HR has had a hard time of it during the economic slow down and recession. Being a cost center (and arguably being one of the less fashionable corporate cost centers), HR has been vulnerable to budget cuts in areas such as head count and training, during this slow economic period.
In fact, training is often one of the first budgets to be hit during a recession, with one report showing that the US corporate training budget shrank from $58.5 billion to $56.2 billion in 2008, at around the start of the last recession – and is slowly recovering now.
HR (and in particular training budgets), are often viewed as an expendable cost center, a ‘nice to have’, making them a sitting duck during hard times and a clear target for downsizing. This is damaging for HR team morale and limits the effectiveness of the HR team, lowering its perceived value in the business.
Demonstrate ROI to protect HR Budgets
So, what can HR and in-house training professionals do about this? The obvious strategy is to align your HR function with current HR thinking, which says that HR should be demonstrating the ROI that the HR function brings, e.g. for every £1,000 investment in HR, there is X.X% increase in productivity, or X% increase in profitability.
Now, the underlying mathematics and mechanisms of this ROI approach to HR are complicated, but if you can make it work, and build a cogent business case for the added value that HR brings, you will secure more investment and protect your department during recessions.
But, the problem with this approach is that much of this ROI business case is built on correlations and not direct cause and effect.
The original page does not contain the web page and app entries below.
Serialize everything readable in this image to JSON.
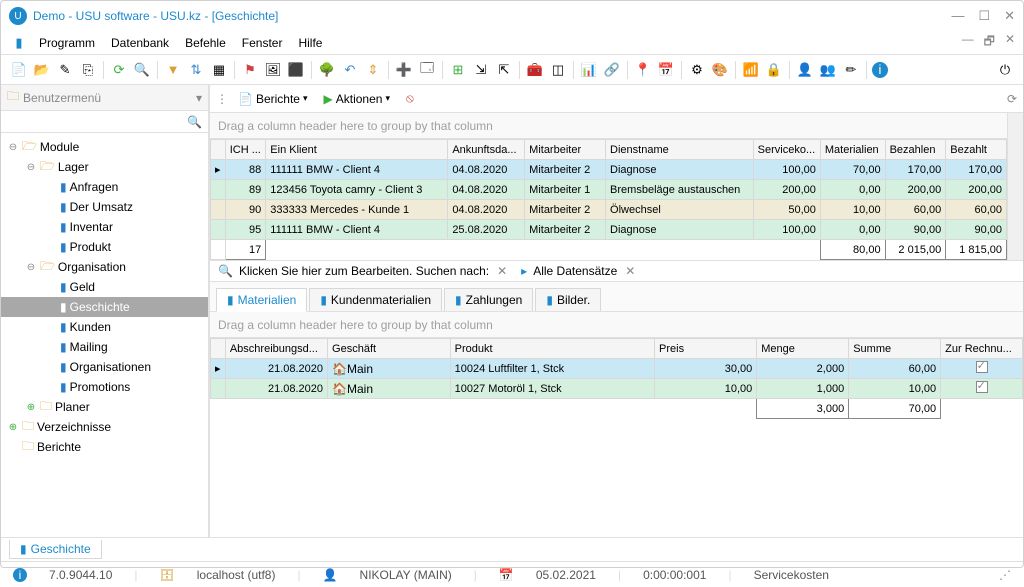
{
  "title": "Demo - USU software - USU.kz - [Geschichte]",
  "menu": [
    "Programm",
    "Datenbank",
    "Befehle",
    "Fenster",
    "Hilfe"
  ],
  "sidebar": {
    "title": "Benutzermenü",
    "items": [
      {
        "label": "Module"
      },
      {
        "label": "Lager"
      },
      {
        "label": "Anfragen"
      },
      {
        "label": "Der Umsatz"
      },
      {
        "label": "Inventar"
      },
      {
        "label": "Produkt"
      },
      {
        "label": "Organisation"
      },
      {
        "label": "Geld"
      },
      {
        "label": "Geschichte"
      },
      {
        "label": "Kunden"
      },
      {
        "label": "Mailing"
      },
      {
        "label": "Organisationen"
      },
      {
        "label": "Promotions"
      },
      {
        "label": "Planer"
      },
      {
        "label": "Verzeichnisse"
      },
      {
        "label": "Berichte"
      }
    ]
  },
  "mtoolbar": {
    "berichte": "Berichte",
    "aktionen": "Aktionen"
  },
  "group_hint": "Drag a column header here to group by that column",
  "grid1": {
    "cols": [
      "ICH ...",
      "Ein Klient",
      "Ankunftsda...",
      "Mitarbeiter",
      "Dienstname",
      "Serviceko...",
      "Materialien",
      "Bezahlen",
      "Bezahlt"
    ],
    "rows": [
      {
        "id": "88",
        "client": "111111 BMW - Client 4",
        "date": "04.08.2020",
        "emp": "Mitarbeiter 2",
        "svc": "Diagnose",
        "sk": "100,00",
        "mat": "70,00",
        "pay": "170,00",
        "paid": "170,00"
      },
      {
        "id": "89",
        "client": "123456 Toyota camry - Client 3",
        "date": "04.08.2020",
        "emp": "Mitarbeiter 1",
        "svc": "Bremsbeläge austauschen",
        "sk": "200,00",
        "mat": "0,00",
        "pay": "200,00",
        "paid": "200,00"
      },
      {
        "id": "90",
        "client": "333333 Mercedes - Kunde 1",
        "date": "04.08.2020",
        "emp": "Mitarbeiter 2",
        "svc": "Ölwechsel",
        "sk": "50,00",
        "mat": "10,00",
        "pay": "60,00",
        "paid": "60,00"
      },
      {
        "id": "95",
        "client": "111111 BMW - Client 4",
        "date": "25.08.2020",
        "emp": "Mitarbeiter 2",
        "svc": "Diagnose",
        "sk": "100,00",
        "mat": "0,00",
        "pay": "90,00",
        "paid": "90,00"
      }
    ],
    "totals": {
      "count": "17",
      "mat": "80,00",
      "pay": "2 015,00",
      "paid": "1 815,00"
    }
  },
  "searchbar": {
    "edit": "Klicken Sie hier zum Bearbeiten. Suchen nach:",
    "all": "Alle Datensätze"
  },
  "tabs": [
    "Materialien",
    "Kundenmaterialien",
    "Zahlungen",
    "Bilder."
  ],
  "grid2": {
    "cols": [
      "Abschreibungsd...",
      "Geschäft",
      "Produkt",
      "Preis",
      "Menge",
      "Summe",
      "Zur Rechnu..."
    ],
    "rows": [
      {
        "date": "21.08.2020",
        "shop": "Main",
        "prod": "10024 Luftfilter 1, Stck",
        "price": "30,00",
        "qty": "2,000",
        "sum": "60,00",
        "chk": true
      },
      {
        "date": "21.08.2020",
        "shop": "Main",
        "prod": "10027 Motoröl 1, Stck",
        "price": "10,00",
        "qty": "1,000",
        "sum": "10,00",
        "chk": true
      }
    ],
    "totals": {
      "qty": "3,000",
      "sum": "70,00"
    }
  },
  "bottab": "Geschichte",
  "status": {
    "ver": "7.0.9044.10",
    "host": "localhost (utf8)",
    "user": "NIKOLAY (MAIN)",
    "date": "05.02.2021",
    "time": "0:00:00:001",
    "page": "Servicekosten"
  }
}
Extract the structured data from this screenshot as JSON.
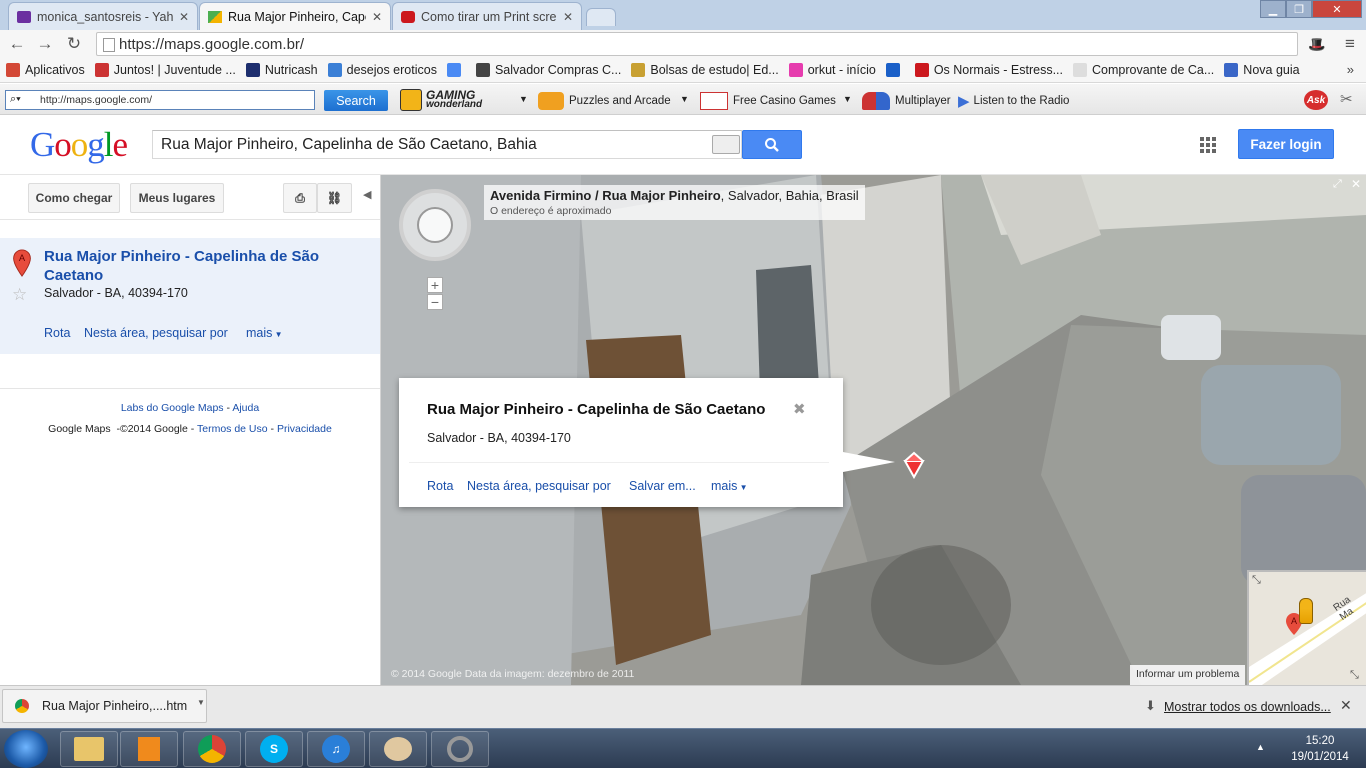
{
  "tabs": [
    {
      "label": "monica_santosreis - Yaho",
      "icon": "yahoo-mail-icon",
      "active": false
    },
    {
      "label": "Rua Major Pinheiro, Capel",
      "icon": "google-maps-icon",
      "active": true
    },
    {
      "label": "Como tirar um Print scree",
      "icon": "youtube-icon",
      "active": false
    }
  ],
  "omnibox": {
    "url": "https://maps.google.com.br/"
  },
  "bookmarks": [
    {
      "label": "Aplicativos",
      "icon": "apps-grid-icon",
      "color": "#d34836"
    },
    {
      "label": "Juntos! | Juventude ...",
      "icon": "juntos-icon",
      "color": "#cc3333"
    },
    {
      "label": "Nutricash",
      "icon": "nutricash-icon",
      "color": "#1d2e6e"
    },
    {
      "label": "desejos eroticos",
      "icon": "bookmark-site-icon",
      "color": "#3b7fd6"
    },
    {
      "label": "",
      "icon": "google-plus-icon",
      "color": "#4a8af4"
    },
    {
      "label": "Salvador Compras C...",
      "icon": "salvador-compras-icon",
      "color": "#444444"
    },
    {
      "label": "Bolsas de estudo| Ed...",
      "icon": "bolsas-icon",
      "color": "#c8a032"
    },
    {
      "label": "orkut - início",
      "icon": "orkut-icon",
      "color": "#e63cae"
    },
    {
      "label": "",
      "icon": "sixth-bookmark-icon",
      "color": "#1a5fc8"
    },
    {
      "label": "Os Normais - Estress...",
      "icon": "youtube-icon",
      "color": "#cc181e"
    },
    {
      "label": "Comprovante de Ca...",
      "icon": "document-icon",
      "color": "#dddddd"
    },
    {
      "label": "Nova guia",
      "icon": "nova-guia-icon",
      "color": "#3a66c7"
    }
  ],
  "ask_toolbar": {
    "search_value": "http://maps.google.com/",
    "search_button": "Search",
    "gaming_label": "GAMING",
    "gaming_sub": "wonderland",
    "items": [
      "Puzzles and Arcade",
      "Free Casino Games",
      "Multiplayer",
      "Listen to the Radio"
    ],
    "ask_logo": "Ask"
  },
  "google_header": {
    "logo": "Google",
    "search_value": "Rua Major Pinheiro, Capelinha de São Caetano, Bahia",
    "login_label": "Fazer login"
  },
  "left_panel": {
    "buttons": {
      "directions": "Como chegar",
      "my_places": "Meus lugares"
    },
    "result": {
      "marker": "A",
      "title": "Rua Major Pinheiro - Capelinha de São Caetano",
      "address": "Salvador - BA, 40394-170",
      "links": {
        "route": "Rota",
        "nearby": "Nesta área, pesquisar por",
        "more": "mais"
      }
    },
    "footer": {
      "labs": "Labs do Google Maps",
      "sep": " - ",
      "help": "Ajuda",
      "brand": "Google Maps",
      "copyright": "-©2014 Google",
      "terms": "Termos de Uso",
      "privacy": "Privacidade"
    }
  },
  "street_view": {
    "address_bold": "Avenida Firmino / Rua Major Pinheiro",
    "address_rest": ", Salvador, Bahia, Brasil",
    "address_note": "O endereço é aproximado",
    "copyright": "© 2014 Google    Data da imagem: dezembro de 2011",
    "report": "Informar um problema",
    "minimap_street": "Rua Ma",
    "minimap_marker": "A"
  },
  "popup": {
    "title": "Rua Major Pinheiro - Capelinha de São Caetano",
    "address": "Salvador - BA, 40394-170",
    "links": {
      "route": "Rota",
      "nearby": "Nesta área, pesquisar por",
      "save": "Salvar em...",
      "more": "mais"
    }
  },
  "download_bar": {
    "file": "Rua Major Pinheiro,....htm",
    "show_all": "Mostrar todos os downloads..."
  },
  "taskbar": {
    "apps": [
      "explorer-icon",
      "media-player-icon",
      "chrome-icon",
      "skype-icon",
      "itunes-icon",
      "paint-icon",
      "camera-app-icon"
    ],
    "time": "15:20",
    "date": "19/01/2014"
  },
  "colors": {
    "link": "#1a4faa",
    "google_blue": "#4a8af4",
    "result_bg": "#ebf1fa"
  }
}
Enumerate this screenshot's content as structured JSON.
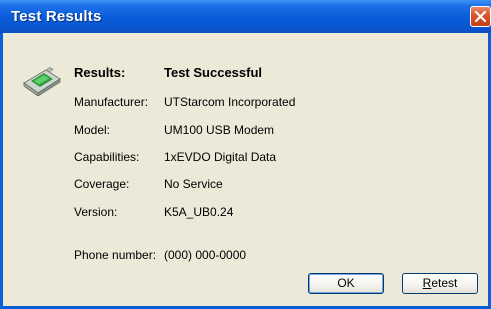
{
  "window": {
    "title": "Test Results",
    "close_icon": "close-icon"
  },
  "icon": "usb-modem-icon",
  "results": {
    "label": "Results:",
    "value": "Test Successful"
  },
  "fields": [
    {
      "label": "Manufacturer:",
      "value": "UTStarcom Incorporated"
    },
    {
      "label": "Model:",
      "value": "UM100 USB Modem"
    },
    {
      "label": "Capabilities:",
      "value": "1xEVDO Digital Data"
    },
    {
      "label": "Coverage:",
      "value": "No Service"
    },
    {
      "label": "Version:",
      "value": "K5A_UB0.24"
    }
  ],
  "phone": {
    "label": "Phone number:",
    "value": "(000) 000-0000"
  },
  "buttons": {
    "ok_label": "OK",
    "retest_mnemonic": "R",
    "retest_rest": "etest"
  },
  "colors": {
    "title_bar": "#0a5bd8",
    "window_bg": "#ece9d8",
    "close_button": "#d9542b"
  }
}
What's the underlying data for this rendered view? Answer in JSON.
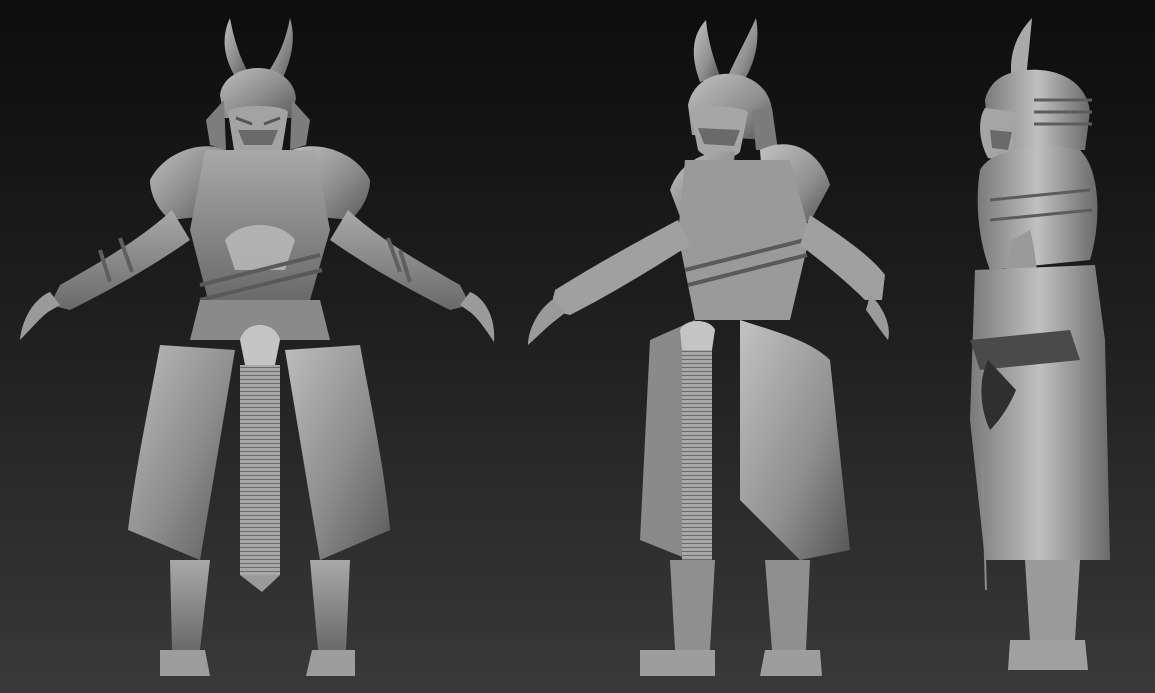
{
  "scene": {
    "background_top": "#0d0d0d",
    "background_bottom": "#393939",
    "material_light": "#b9b9b9",
    "material_mid": "#8e8e8e",
    "material_dark": "#575757",
    "views": [
      {
        "view": "front"
      },
      {
        "view": "three-quarter"
      },
      {
        "view": "side"
      }
    ]
  }
}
This means its hard to prove that these HR interventions definitely caused the observed performance increases, which can weaken the HR ROI business case and mean HR is still vulnerable at times of extreme downward pressure on budgets.
Internal Charging Model
So, with there being some vulnerability in the HR ROI business model, HR needs to build a stronger case to ensure its existence during hard times. HR can do this by adopting an internal charging model.
In this situation, your HR team would charge out its services to the business at rates below that which it would cost to source your services externally, to firstly demonstrate that in-house HR is a better option than outsourcing. But, secondly you want to show that your HR team is cost neutral or arguably profitable. This will be a powerful case that will help to protect HR and its budgets when it comes to downsizing. But, it does have weaknesses as it is virtual income, and the business will still see real cash going out to pay HR bills, while not actually seeing hard cash coming in to pay for your HR services. Its virtual income and real outgoings.
Therefore, why not take it to the next level and actually start generating real revenue from the in-house HR department and become a bonafide profit center. The way to do this is to sell some of your HR services to external customers. This is not new really. IBM do it; their Global Process Services is effectively an in-house shared service center of excellence that has been made available to the market.. Why not do the same?
Training to the rescue
A great place to start is through training courses. Why not develop your own training courses (or buy them in) in areas of management, leadership, communication, soft skills etc… and deliver them in-house, but market and sell them to external customers. Your HR department and particularly your training organization will be in effect doubling up as an internal HR service and an external training consultancy. Your training department will be generating real income which could easily pay for your training department, making it genuinely profit making, raising its reputation and safe guarding it during recessions.